### Task prompt
Show all lines containing "Usage" from the data below.

──────────────────────────────

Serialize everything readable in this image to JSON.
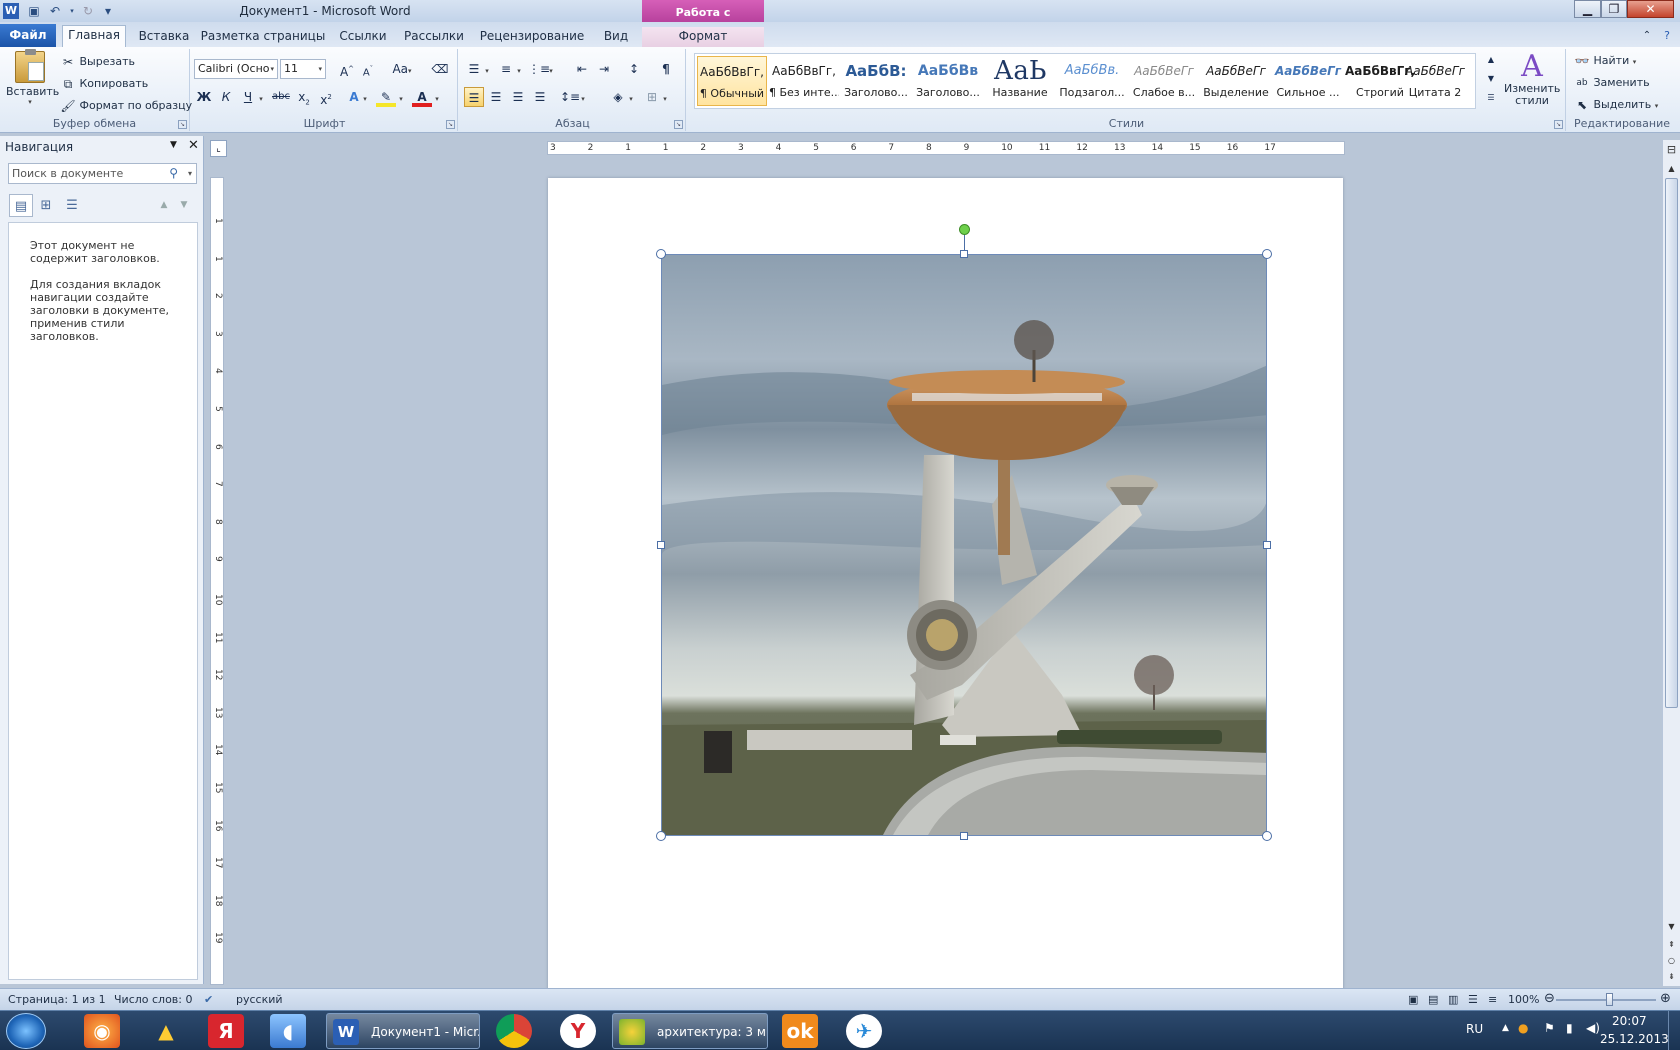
{
  "titlebar": {
    "title": "Документ1  -  Microsoft Word",
    "contextual_tab_group": "Работа с рисунками"
  },
  "tabs": {
    "file": "Файл",
    "home": "Главная",
    "insert": "Вставка",
    "page_layout": "Разметка страницы",
    "references": "Ссылки",
    "mailings": "Рассылки",
    "review": "Рецензирование",
    "view": "Вид",
    "format": "Формат"
  },
  "clipboard": {
    "paste": "Вставить",
    "cut": "Вырезать",
    "copy": "Копировать",
    "format_painter": "Формат по образцу",
    "label": "Буфер обмена"
  },
  "font": {
    "name": "Calibri (Осно",
    "size": "11",
    "bold": "Ж",
    "italic": "К",
    "underline": "Ч",
    "strike": "abc",
    "change_case": "Aa",
    "label": "Шрифт"
  },
  "paragraph": {
    "label": "Абзац"
  },
  "styles": {
    "items": [
      {
        "sample": "АаБбВвГг,",
        "name": "¶ Обычный"
      },
      {
        "sample": "АаБбВвГг,",
        "name": "¶ Без инте..."
      },
      {
        "sample": "АаБбВ:",
        "name": "Заголово..."
      },
      {
        "sample": "АаБбВв",
        "name": "Заголово..."
      },
      {
        "sample": "АаЬ",
        "name": "Название"
      },
      {
        "sample": "АаБбВв.",
        "name": "Подзагол..."
      },
      {
        "sample": "АаБбВеГг",
        "name": "Слабое в..."
      },
      {
        "sample": "АаБбВеГг",
        "name": "Выделение"
      },
      {
        "sample": "АаБбВеГг",
        "name": "Сильное ..."
      },
      {
        "sample": "АаБбВвГг,",
        "name": "Строгий"
      },
      {
        "sample": "АаБбВеГг",
        "name": "Цитата 2"
      }
    ],
    "change_styles": "Изменить стили",
    "label": "Стили"
  },
  "editing": {
    "find": "Найти",
    "replace": "Заменить",
    "select": "Выделить",
    "label": "Редактирование"
  },
  "navigation": {
    "title": "Навигация",
    "search_placeholder": "Поиск в документе",
    "message1": "Этот документ не содержит заголовков.",
    "message2": "Для создания вкладок навигации создайте заголовки в документе, применив стили заголовков."
  },
  "ruler": {
    "h_ticks": [
      "3",
      "2",
      "1",
      "1",
      "2",
      "3",
      "4",
      "5",
      "6",
      "7",
      "8",
      "9",
      "10",
      "11",
      "12",
      "13",
      "14",
      "15",
      "16",
      "17"
    ],
    "v_ticks": [
      "1",
      "1",
      "2",
      "3",
      "4",
      "5",
      "6",
      "7",
      "8",
      "9",
      "10",
      "11",
      "12",
      "13",
      "14",
      "15",
      "16",
      "17",
      "18",
      "19"
    ]
  },
  "status": {
    "page": "Страница: 1 из 1",
    "words": "Число слов: 0",
    "language": "русский",
    "zoom": "100%"
  },
  "taskbar": {
    "word_task": "Документ1 - Micr...",
    "browser_task": "архитектура: 3 м...",
    "lang": "RU",
    "time": "20:07",
    "date": "25.12.2013"
  },
  "colors": {
    "file_tab": "#1b54a8",
    "contextual_tab": "#b23c98",
    "selection_handle_rotate": "#6ed04b"
  }
}
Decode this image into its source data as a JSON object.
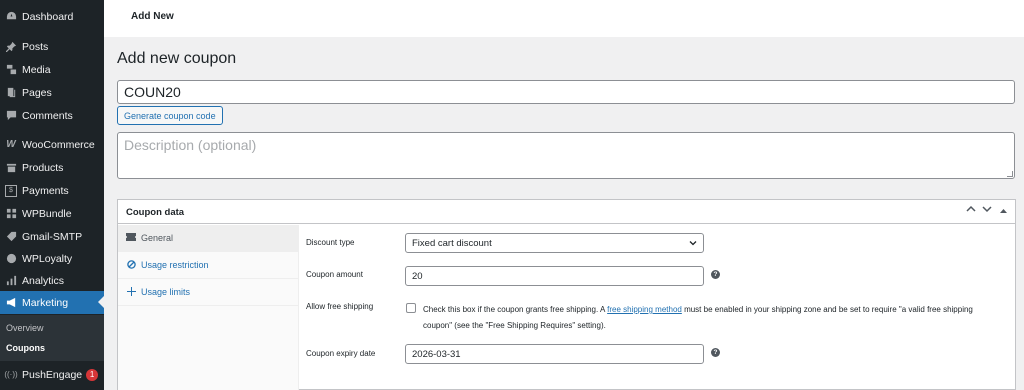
{
  "sidebar": {
    "items": [
      {
        "label": "Dashboard",
        "icon": "dashboard-icon"
      },
      {
        "label": "Posts",
        "icon": "pin-icon"
      },
      {
        "label": "Media",
        "icon": "media-icon"
      },
      {
        "label": "Pages",
        "icon": "pages-icon"
      },
      {
        "label": "Comments",
        "icon": "comment-icon"
      },
      {
        "label": "WooCommerce",
        "icon": "woocommerce-icon"
      },
      {
        "label": "Products",
        "icon": "archive-icon"
      },
      {
        "label": "Payments",
        "icon": "dollar-icon"
      },
      {
        "label": "WPBundle",
        "icon": "grid-icon"
      },
      {
        "label": "Gmail-SMTP",
        "icon": "tag-icon"
      },
      {
        "label": "WPLoyalty",
        "icon": "loyalty-icon"
      },
      {
        "label": "Analytics",
        "icon": "chart-icon"
      },
      {
        "label": "Marketing",
        "icon": "megaphone-icon"
      },
      {
        "label": "PushEngage",
        "icon": "broadcast-icon",
        "badge": "1"
      }
    ],
    "submenu": {
      "overview": "Overview",
      "coupons": "Coupons"
    }
  },
  "topbar": {
    "title": "Add New"
  },
  "page": {
    "title": "Add new coupon",
    "coupon_code": "COUN20",
    "generate_label": "Generate coupon code",
    "description_placeholder": "Description (optional)"
  },
  "coupon_data": {
    "heading": "Coupon data",
    "tabs": [
      {
        "label": "General",
        "icon": "ticket-icon"
      },
      {
        "label": "Usage restriction",
        "icon": "block-icon"
      },
      {
        "label": "Usage limits",
        "icon": "plus-icon"
      }
    ],
    "fields": {
      "discount_type_label": "Discount type",
      "discount_type_value": "Fixed cart discount",
      "amount_label": "Coupon amount",
      "amount_value": "20",
      "free_shipping_label": "Allow free shipping",
      "free_shipping_text_before": "Check this box if the coupon grants free shipping. A ",
      "free_shipping_link": "free shipping method",
      "free_shipping_text_after": " must be enabled in your shipping zone and be set to require \"a valid free shipping coupon\" (see the \"Free Shipping Requires\" setting).",
      "expiry_label": "Coupon expiry date",
      "expiry_value": "2026-03-31"
    }
  },
  "colors": {
    "sidebar_bg": "#1d2327",
    "accent": "#2271b1",
    "badge": "#d63638"
  }
}
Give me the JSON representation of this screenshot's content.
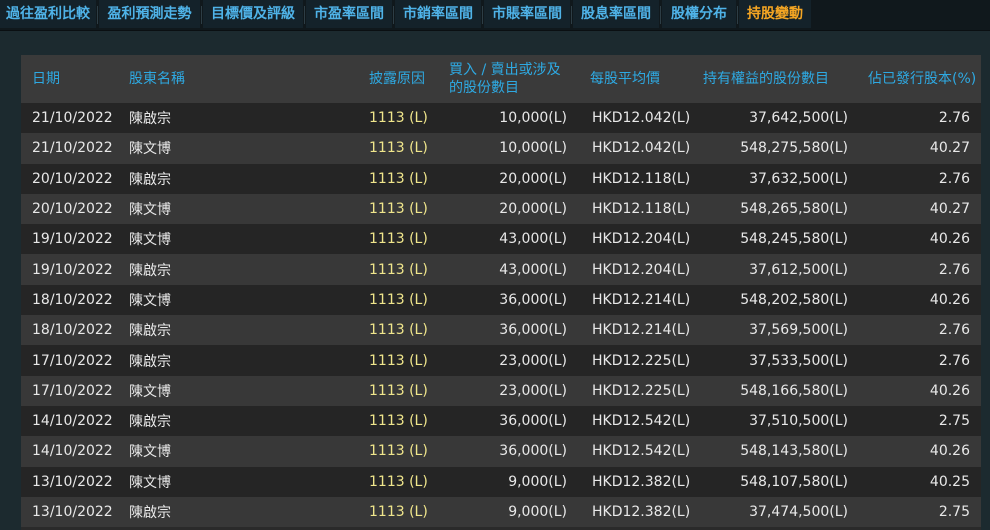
{
  "tabs": [
    {
      "label": "過往盈利比較",
      "active": false
    },
    {
      "label": "盈利預測走勢",
      "active": false
    },
    {
      "label": "目標價及評級",
      "active": false
    },
    {
      "label": "市盈率區間",
      "active": false
    },
    {
      "label": "市銷率區間",
      "active": false
    },
    {
      "label": "市賬率區間",
      "active": false
    },
    {
      "label": "股息率區間",
      "active": false
    },
    {
      "label": "股權分布",
      "active": false
    },
    {
      "label": "持股變動",
      "active": true
    }
  ],
  "table": {
    "headers": {
      "date": "日期",
      "holder": "股東名稱",
      "reason": "披露原因",
      "shares_line1": "買入 / 賣出或涉及",
      "shares_line2": "的股份數目",
      "avg_price": "每股平均價",
      "holding": "持有權益的股份數目",
      "pct": "佔已發行股本(%)"
    },
    "rows": [
      {
        "date": "21/10/2022",
        "holder": "陳啟宗",
        "reason": "1113 (L)",
        "shares": "10,000(L)",
        "price": "HKD12.042(L)",
        "holding": "37,642,500(L)",
        "pct": "2.76"
      },
      {
        "date": "21/10/2022",
        "holder": "陳文博",
        "reason": "1113 (L)",
        "shares": "10,000(L)",
        "price": "HKD12.042(L)",
        "holding": "548,275,580(L)",
        "pct": "40.27"
      },
      {
        "date": "20/10/2022",
        "holder": "陳啟宗",
        "reason": "1113 (L)",
        "shares": "20,000(L)",
        "price": "HKD12.118(L)",
        "holding": "37,632,500(L)",
        "pct": "2.76"
      },
      {
        "date": "20/10/2022",
        "holder": "陳文博",
        "reason": "1113 (L)",
        "shares": "20,000(L)",
        "price": "HKD12.118(L)",
        "holding": "548,265,580(L)",
        "pct": "40.27"
      },
      {
        "date": "19/10/2022",
        "holder": "陳文博",
        "reason": "1113 (L)",
        "shares": "43,000(L)",
        "price": "HKD12.204(L)",
        "holding": "548,245,580(L)",
        "pct": "40.26"
      },
      {
        "date": "19/10/2022",
        "holder": "陳啟宗",
        "reason": "1113 (L)",
        "shares": "43,000(L)",
        "price": "HKD12.204(L)",
        "holding": "37,612,500(L)",
        "pct": "2.76"
      },
      {
        "date": "18/10/2022",
        "holder": "陳文博",
        "reason": "1113 (L)",
        "shares": "36,000(L)",
        "price": "HKD12.214(L)",
        "holding": "548,202,580(L)",
        "pct": "40.26"
      },
      {
        "date": "18/10/2022",
        "holder": "陳啟宗",
        "reason": "1113 (L)",
        "shares": "36,000(L)",
        "price": "HKD12.214(L)",
        "holding": "37,569,500(L)",
        "pct": "2.76"
      },
      {
        "date": "17/10/2022",
        "holder": "陳啟宗",
        "reason": "1113 (L)",
        "shares": "23,000(L)",
        "price": "HKD12.225(L)",
        "holding": "37,533,500(L)",
        "pct": "2.76"
      },
      {
        "date": "17/10/2022",
        "holder": "陳文博",
        "reason": "1113 (L)",
        "shares": "23,000(L)",
        "price": "HKD12.225(L)",
        "holding": "548,166,580(L)",
        "pct": "40.26"
      },
      {
        "date": "14/10/2022",
        "holder": "陳啟宗",
        "reason": "1113 (L)",
        "shares": "36,000(L)",
        "price": "HKD12.542(L)",
        "holding": "37,510,500(L)",
        "pct": "2.75"
      },
      {
        "date": "14/10/2022",
        "holder": "陳文博",
        "reason": "1113 (L)",
        "shares": "36,000(L)",
        "price": "HKD12.542(L)",
        "holding": "548,143,580(L)",
        "pct": "40.26"
      },
      {
        "date": "13/10/2022",
        "holder": "陳文博",
        "reason": "1113 (L)",
        "shares": "9,000(L)",
        "price": "HKD12.382(L)",
        "holding": "548,107,580(L)",
        "pct": "40.25"
      },
      {
        "date": "13/10/2022",
        "holder": "陳啟宗",
        "reason": "1113 (L)",
        "shares": "9,000(L)",
        "price": "HKD12.382(L)",
        "holding": "37,474,500(L)",
        "pct": "2.75"
      }
    ]
  }
}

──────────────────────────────

### Solved problem
        "label": "Usage restriction",
        "label": "Usage limits",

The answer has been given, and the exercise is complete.